acceptable. While the courts still wrangle about legal issues, the
recording industry has clearly established legal efforts to cease this
The recording industry
publishes a web site which includes pointers to sources of legal music on
The Motion Picture Association of America also has an educational web site
information about copyright, the web site of the U.S. Copyright office can
Where can I get music to download legitimately?
There are many good
sites for acquiring music online for modest costs.
iTunes from Apple [requires an iPod],
Rhapsody are just a few. Even
Wal-Mart has gotten into the action! These online services allow you
the ability to search and download music legally. Before you get involved
in any of them, it helps to determine first how you want to use the music.
Some allow music streaming (play it online). Some allow burning downloaded
songs to CDs and MP3 players on a limited basis. Some have other
restrictions. Either way, you can still obtain the music YOU want at a
cost of a dollar (give or take a few cents).
What happens if I get caught sharing copyrighted files?
If the Recording (or
Industry Association of America (RIAA) found significant transmissions of
copyrighted songs are coming from a particular internet address (in this
case, your computer on the PSU network), the law permits a claim of up to
$150,000 per infringement. In the past twelve months, settlements have
been reached ranging from $2000 to $25,000.
Violation of federal
copyright law also constitutes a violation of the PSU Acceptable Computing
Use policy. You may well lose computing and network privileges on our
do others know that I’m sharing files?
In most cases, ITS
does not know. However, as part of the Digital Millennium Copyright Act (DMCA),
PSU receives ‘cease and desist’ notifications from the RIAA targeting
specific internet addresses (remember, when you use the Internet you leave
ITS also monitors
network traffic patterns. There are times when heavy traffic is identified
on a particular internet port. You, too, will notice when the music file
sharing is occurring. In most cases, it brings the rest of the internet
traffic to a crawl.
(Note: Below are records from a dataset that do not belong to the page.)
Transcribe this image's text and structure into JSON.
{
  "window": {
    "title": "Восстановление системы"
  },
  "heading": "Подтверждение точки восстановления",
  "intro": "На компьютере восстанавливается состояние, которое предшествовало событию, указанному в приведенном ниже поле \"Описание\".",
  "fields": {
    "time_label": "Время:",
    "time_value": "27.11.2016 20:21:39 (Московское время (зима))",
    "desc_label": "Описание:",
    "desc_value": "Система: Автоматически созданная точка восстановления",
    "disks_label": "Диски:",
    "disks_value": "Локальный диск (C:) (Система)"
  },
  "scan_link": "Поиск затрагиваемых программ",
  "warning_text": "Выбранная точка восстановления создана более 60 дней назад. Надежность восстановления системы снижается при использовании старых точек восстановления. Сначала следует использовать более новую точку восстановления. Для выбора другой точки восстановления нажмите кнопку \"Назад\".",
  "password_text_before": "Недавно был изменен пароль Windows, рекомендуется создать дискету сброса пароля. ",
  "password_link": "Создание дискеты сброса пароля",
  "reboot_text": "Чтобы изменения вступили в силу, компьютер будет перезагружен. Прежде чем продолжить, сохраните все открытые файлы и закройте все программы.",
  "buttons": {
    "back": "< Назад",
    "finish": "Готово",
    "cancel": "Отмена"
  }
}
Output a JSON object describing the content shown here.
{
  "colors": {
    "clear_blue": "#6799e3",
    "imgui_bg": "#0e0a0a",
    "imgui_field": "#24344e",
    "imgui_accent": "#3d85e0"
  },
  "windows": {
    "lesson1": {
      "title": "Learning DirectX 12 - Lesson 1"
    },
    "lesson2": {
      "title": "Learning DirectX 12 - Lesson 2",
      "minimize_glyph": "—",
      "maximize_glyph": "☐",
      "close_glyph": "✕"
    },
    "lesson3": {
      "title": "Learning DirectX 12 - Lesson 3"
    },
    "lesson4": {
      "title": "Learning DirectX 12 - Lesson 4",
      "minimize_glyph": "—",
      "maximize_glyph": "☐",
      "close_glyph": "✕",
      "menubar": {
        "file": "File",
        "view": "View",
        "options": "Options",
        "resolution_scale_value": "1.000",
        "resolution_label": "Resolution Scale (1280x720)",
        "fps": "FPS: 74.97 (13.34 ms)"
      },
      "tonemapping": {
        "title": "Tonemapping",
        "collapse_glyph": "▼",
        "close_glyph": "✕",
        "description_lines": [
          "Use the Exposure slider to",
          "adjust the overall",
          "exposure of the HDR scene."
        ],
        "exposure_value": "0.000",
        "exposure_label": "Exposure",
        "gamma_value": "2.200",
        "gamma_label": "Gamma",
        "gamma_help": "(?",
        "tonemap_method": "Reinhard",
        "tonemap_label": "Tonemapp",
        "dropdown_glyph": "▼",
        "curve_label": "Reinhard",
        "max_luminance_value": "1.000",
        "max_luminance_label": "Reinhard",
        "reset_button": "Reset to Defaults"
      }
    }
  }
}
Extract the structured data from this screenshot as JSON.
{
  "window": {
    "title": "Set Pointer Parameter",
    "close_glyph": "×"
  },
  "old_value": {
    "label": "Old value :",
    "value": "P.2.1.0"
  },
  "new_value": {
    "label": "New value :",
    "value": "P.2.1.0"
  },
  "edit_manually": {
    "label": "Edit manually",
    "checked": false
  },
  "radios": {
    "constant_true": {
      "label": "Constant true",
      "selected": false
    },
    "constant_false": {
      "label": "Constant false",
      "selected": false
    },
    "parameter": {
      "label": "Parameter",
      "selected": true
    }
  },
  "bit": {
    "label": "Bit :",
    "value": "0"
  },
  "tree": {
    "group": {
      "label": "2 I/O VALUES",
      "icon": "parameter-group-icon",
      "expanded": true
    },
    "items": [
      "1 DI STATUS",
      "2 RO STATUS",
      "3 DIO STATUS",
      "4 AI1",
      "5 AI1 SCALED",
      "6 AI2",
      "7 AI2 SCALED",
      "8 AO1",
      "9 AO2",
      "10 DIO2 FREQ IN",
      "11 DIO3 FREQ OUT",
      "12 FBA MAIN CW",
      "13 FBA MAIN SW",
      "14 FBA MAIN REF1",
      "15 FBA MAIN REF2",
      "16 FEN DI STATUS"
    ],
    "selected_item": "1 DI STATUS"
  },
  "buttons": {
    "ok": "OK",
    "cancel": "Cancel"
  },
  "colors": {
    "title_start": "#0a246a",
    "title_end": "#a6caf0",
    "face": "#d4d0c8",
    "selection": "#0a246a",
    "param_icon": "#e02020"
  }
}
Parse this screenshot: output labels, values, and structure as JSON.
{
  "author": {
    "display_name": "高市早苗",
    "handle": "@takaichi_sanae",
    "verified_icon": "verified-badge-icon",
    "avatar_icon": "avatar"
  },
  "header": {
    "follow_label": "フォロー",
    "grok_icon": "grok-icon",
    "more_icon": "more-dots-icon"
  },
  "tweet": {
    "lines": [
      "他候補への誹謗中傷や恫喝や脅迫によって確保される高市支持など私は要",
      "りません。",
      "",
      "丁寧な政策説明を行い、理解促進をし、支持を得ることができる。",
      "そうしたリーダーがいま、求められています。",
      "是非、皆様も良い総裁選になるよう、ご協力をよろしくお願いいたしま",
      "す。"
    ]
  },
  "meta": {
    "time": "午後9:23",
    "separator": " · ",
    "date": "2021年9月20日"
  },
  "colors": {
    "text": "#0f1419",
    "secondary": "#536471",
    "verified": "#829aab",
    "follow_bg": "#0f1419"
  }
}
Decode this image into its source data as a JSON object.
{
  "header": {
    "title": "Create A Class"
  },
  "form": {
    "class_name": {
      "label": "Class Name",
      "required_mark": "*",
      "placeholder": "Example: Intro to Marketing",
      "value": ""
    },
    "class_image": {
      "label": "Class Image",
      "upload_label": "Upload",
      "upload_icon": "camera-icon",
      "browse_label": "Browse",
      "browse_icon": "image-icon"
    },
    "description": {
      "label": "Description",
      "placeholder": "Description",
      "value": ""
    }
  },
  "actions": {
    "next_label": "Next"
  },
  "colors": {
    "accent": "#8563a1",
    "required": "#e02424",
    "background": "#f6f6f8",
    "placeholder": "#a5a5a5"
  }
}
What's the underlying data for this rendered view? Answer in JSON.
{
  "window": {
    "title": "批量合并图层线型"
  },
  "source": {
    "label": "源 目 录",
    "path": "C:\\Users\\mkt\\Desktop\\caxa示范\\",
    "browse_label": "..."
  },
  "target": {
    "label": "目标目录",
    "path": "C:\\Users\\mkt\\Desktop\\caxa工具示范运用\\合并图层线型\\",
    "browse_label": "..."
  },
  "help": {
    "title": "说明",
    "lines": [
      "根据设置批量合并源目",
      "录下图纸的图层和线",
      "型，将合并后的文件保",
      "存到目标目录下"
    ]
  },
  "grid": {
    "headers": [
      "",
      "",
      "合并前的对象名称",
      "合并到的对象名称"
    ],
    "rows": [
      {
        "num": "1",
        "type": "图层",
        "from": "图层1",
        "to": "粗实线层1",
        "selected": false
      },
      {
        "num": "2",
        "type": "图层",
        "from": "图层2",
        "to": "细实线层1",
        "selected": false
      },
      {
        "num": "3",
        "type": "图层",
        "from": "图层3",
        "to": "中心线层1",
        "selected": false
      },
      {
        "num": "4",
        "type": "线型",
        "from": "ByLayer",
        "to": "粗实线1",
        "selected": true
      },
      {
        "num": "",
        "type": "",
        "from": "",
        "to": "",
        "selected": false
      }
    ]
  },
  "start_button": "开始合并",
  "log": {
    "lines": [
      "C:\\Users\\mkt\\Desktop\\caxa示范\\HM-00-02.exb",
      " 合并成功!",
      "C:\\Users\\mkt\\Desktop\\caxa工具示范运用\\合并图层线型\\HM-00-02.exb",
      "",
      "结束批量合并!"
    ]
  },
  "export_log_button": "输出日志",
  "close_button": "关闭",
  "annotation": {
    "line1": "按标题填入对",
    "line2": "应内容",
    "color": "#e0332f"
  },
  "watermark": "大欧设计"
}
To help protect network resources for legitimate uses,
we put limits on the amount of traffic that can flow in and out of
individual ports. That is more than enough capacity for legitimate uses.
For file sharing activities, it slows it down significantly.